Entries from a dataset of interfaces:
━━━━━━━━━━━━━━━━
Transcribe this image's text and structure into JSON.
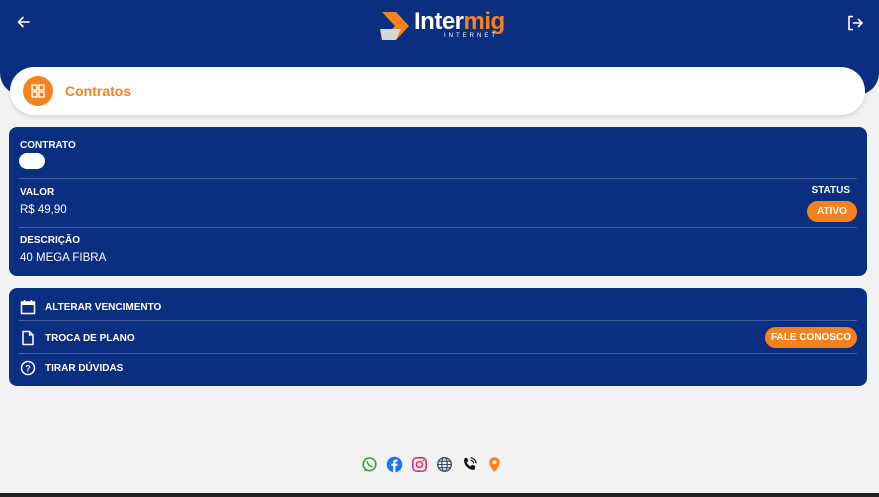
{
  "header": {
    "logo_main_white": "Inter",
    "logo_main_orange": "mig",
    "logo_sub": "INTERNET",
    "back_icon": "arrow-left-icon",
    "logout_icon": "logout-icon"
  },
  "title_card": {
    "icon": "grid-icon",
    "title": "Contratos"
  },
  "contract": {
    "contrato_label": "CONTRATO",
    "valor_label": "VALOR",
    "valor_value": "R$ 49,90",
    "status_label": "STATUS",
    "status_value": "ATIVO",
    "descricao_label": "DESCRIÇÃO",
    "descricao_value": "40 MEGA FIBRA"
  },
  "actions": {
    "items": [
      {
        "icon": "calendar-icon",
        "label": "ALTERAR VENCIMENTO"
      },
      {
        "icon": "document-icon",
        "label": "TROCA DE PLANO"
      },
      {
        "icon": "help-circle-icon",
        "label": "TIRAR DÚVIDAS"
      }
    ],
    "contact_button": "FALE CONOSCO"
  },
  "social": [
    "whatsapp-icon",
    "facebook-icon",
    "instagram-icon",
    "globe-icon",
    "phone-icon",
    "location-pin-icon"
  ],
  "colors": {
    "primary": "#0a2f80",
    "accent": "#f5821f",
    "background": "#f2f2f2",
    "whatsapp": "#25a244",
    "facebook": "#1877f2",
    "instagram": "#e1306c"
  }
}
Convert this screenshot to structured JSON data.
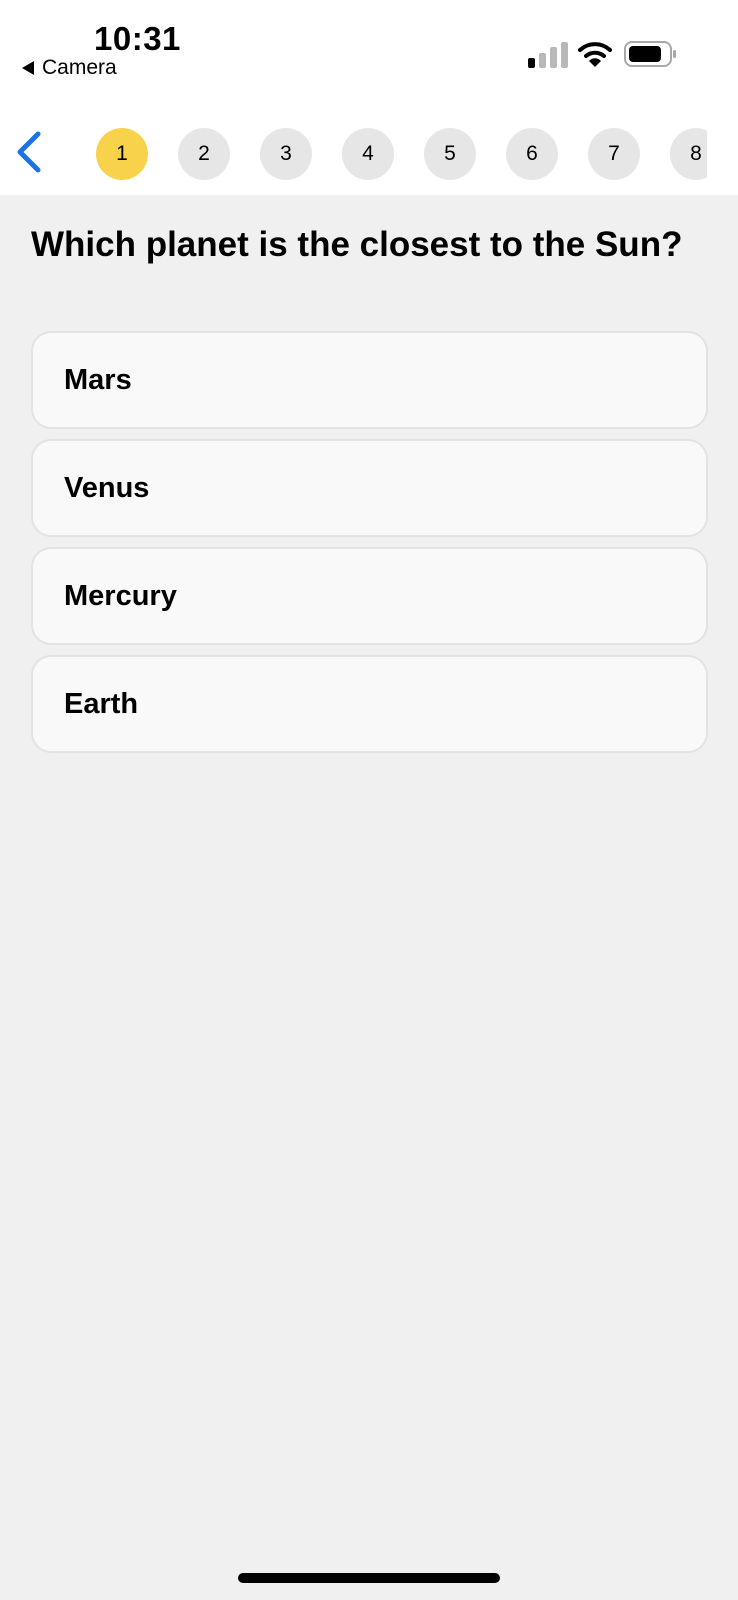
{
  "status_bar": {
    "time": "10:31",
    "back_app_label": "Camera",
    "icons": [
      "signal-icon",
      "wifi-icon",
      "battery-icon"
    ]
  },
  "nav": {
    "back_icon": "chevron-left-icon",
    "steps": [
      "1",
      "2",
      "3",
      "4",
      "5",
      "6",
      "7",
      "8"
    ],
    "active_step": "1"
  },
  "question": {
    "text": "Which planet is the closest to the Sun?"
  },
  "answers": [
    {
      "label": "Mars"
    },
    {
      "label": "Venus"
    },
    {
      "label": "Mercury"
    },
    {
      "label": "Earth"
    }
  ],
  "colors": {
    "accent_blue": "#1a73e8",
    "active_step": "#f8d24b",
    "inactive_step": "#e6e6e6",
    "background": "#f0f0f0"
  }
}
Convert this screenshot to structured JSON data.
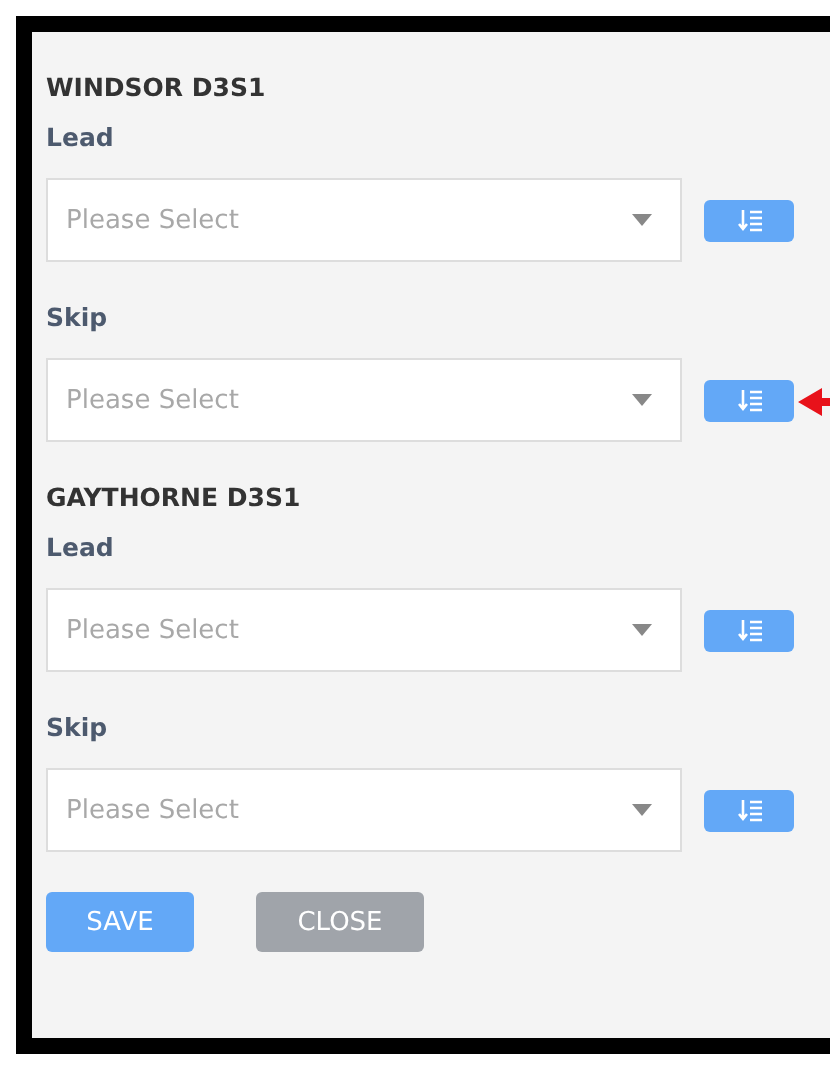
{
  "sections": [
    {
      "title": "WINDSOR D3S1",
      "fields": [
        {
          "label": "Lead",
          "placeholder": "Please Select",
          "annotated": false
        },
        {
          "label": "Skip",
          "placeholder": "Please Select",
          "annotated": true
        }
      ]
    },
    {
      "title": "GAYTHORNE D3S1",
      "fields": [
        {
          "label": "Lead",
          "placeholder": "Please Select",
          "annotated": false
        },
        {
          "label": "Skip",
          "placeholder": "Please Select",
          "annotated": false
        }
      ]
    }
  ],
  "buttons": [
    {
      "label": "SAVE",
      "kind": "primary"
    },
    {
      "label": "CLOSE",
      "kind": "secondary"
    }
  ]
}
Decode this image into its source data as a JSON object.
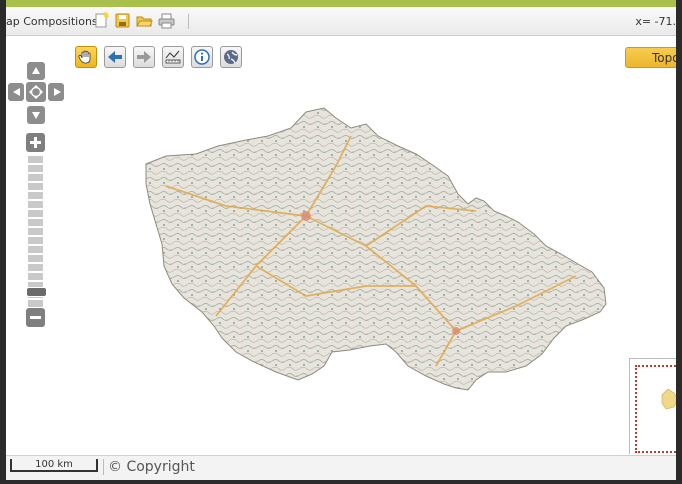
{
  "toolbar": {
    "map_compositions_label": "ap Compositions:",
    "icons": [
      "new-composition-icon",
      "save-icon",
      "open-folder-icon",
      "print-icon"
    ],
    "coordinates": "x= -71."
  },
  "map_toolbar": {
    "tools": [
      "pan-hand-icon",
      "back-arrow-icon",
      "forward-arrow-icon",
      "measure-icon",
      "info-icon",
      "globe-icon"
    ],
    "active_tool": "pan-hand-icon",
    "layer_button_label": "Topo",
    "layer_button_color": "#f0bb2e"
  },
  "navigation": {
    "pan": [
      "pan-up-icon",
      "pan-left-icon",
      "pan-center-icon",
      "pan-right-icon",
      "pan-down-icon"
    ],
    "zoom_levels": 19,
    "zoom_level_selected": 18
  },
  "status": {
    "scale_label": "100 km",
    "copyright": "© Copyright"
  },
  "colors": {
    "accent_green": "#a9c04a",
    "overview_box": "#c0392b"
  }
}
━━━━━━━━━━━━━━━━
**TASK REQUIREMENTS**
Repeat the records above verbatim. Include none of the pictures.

**RESPONSE FOR THIS EXERCISE**
Transcribe this image's text and structure into JSON.
{
  "header": {
    "logo_main_white": "Inter",
    "logo_main_orange": "mig",
    "logo_sub": "INTERNET",
    "back_icon": "arrow-left-icon",
    "logout_icon": "logout-icon"
  },
  "title_card": {
    "icon": "grid-icon",
    "title": "Contratos"
  },
  "contract": {
    "contrato_label": "CONTRATO",
    "valor_label": "VALOR",
    "valor_value": "R$ 49,90",
    "status_label": "STATUS",
    "status_value": "ATIVO",
    "descricao_label": "DESCRIÇÃO",
    "descricao_value": "40 MEGA FIBRA"
  },
  "actions": {
    "items": [
      {
        "icon": "calendar-icon",
        "label": "ALTERAR VENCIMENTO"
      },
      {
        "icon": "document-icon",
        "label": "TROCA DE PLANO"
      },
      {
        "icon": "help-circle-icon",
        "label": "TIRAR DÚVIDAS"
      }
    ],
    "contact_button": "FALE CONOSCO"
  },
  "social": [
    "whatsapp-icon",
    "facebook-icon",
    "instagram-icon",
    "globe-icon",
    "phone-icon",
    "location-pin-icon"
  ],
  "colors": {
    "primary": "#0a2f80",
    "accent": "#f5821f",
    "background": "#f2f2f2",
    "whatsapp": "#25a244",
    "facebook": "#1877f2",
    "instagram": "#e1306c"
  }
}
Convert this screenshot to structured JSON data.
{
  "status_bar": {
    "time": "10:31",
    "back_app_label": "Camera",
    "icons": [
      "signal-icon",
      "wifi-icon",
      "battery-icon"
    ]
  },
  "nav": {
    "back_icon": "chevron-left-icon",
    "steps": [
      "1",
      "2",
      "3",
      "4",
      "5",
      "6",
      "7",
      "8"
    ],
    "active_step": "1"
  },
  "question": {
    "text": "Which planet is the closest to the Sun?"
  },
  "answers": [
    {
      "label": "Mars"
    },
    {
      "label": "Venus"
    },
    {
      "label": "Mercury"
    },
    {
      "label": "Earth"
    }
  ],
  "colors": {
    "accent_blue": "#1a73e8",
    "active_step": "#f8d24b",
    "inactive_step": "#e6e6e6",
    "background": "#f0f0f0"
  }
}
Convert this screenshot to structured JSON data.
{
  "sections": [
    {
      "title": "WINDSOR D3S1",
      "fields": [
        {
          "label": "Lead",
          "placeholder": "Please Select",
          "annotated": false
        },
        {
          "label": "Skip",
          "placeholder": "Please Select",
          "annotated": true
        }
      ]
    },
    {
      "title": "GAYTHORNE D3S1",
      "fields": [
        {
          "label": "Lead",
          "placeholder": "Please Select",
          "annotated": false
        },
        {
          "label": "Skip",
          "placeholder": "Please Select",
          "annotated": false
        }
      ]
    }
  ],
  "buttons": [
    {
      "label": "SAVE",
      "kind": "primary"
    },
    {
      "label": "CLOSE",
      "kind": "secondary"
    }
  ]
}
Decode this image into its source data as a JSON object.
{
  "toolbar": {
    "map_compositions_label": "ap Compositions:",
    "icons": [
      "new-composition-icon",
      "save-icon",
      "open-folder-icon",
      "print-icon"
    ],
    "coordinates": "x= -71."
  },
  "map_toolbar": {
    "tools": [
      "pan-hand-icon",
      "back-arrow-icon",
      "forward-arrow-icon",
      "measure-icon",
      "info-icon",
      "globe-icon"
    ],
    "active_tool": "pan-hand-icon",
    "layer_button_label": "Topo",
    "layer_button_color": "#f0bb2e"
  },
  "navigation": {
    "pan": [
      "pan-up-icon",
      "pan-left-icon",
      "pan-center-icon",
      "pan-right-icon",
      "pan-down-icon"
    ],
    "zoom_levels": 19,
    "zoom_level_selected": 18
  },
  "status": {
    "scale_label": "100 km",
    "copyright": "© Copyright"
  },
  "colors": {
    "accent_green": "#a9c04a",
    "overview_box": "#c0392b"
  }
}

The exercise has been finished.